(Data records for software interfaces)
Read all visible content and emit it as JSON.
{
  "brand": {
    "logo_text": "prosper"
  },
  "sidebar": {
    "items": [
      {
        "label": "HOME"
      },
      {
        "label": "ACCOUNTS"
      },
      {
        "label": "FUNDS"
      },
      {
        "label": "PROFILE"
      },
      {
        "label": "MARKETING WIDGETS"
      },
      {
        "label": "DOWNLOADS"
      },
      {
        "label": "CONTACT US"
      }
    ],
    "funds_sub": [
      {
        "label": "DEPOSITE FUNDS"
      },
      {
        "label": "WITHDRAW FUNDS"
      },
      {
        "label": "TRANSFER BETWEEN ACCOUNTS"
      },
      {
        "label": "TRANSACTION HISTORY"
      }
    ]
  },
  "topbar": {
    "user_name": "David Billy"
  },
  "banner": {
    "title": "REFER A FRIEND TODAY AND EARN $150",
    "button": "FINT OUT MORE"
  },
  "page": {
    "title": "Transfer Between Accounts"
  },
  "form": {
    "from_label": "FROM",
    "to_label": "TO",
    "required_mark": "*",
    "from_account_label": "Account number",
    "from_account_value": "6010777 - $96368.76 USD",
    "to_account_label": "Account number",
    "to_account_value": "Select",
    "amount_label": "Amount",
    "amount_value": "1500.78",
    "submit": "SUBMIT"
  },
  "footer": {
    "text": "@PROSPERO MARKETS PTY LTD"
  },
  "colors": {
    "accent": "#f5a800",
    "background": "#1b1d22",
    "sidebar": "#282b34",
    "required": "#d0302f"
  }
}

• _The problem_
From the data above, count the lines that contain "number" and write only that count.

• _Response_
2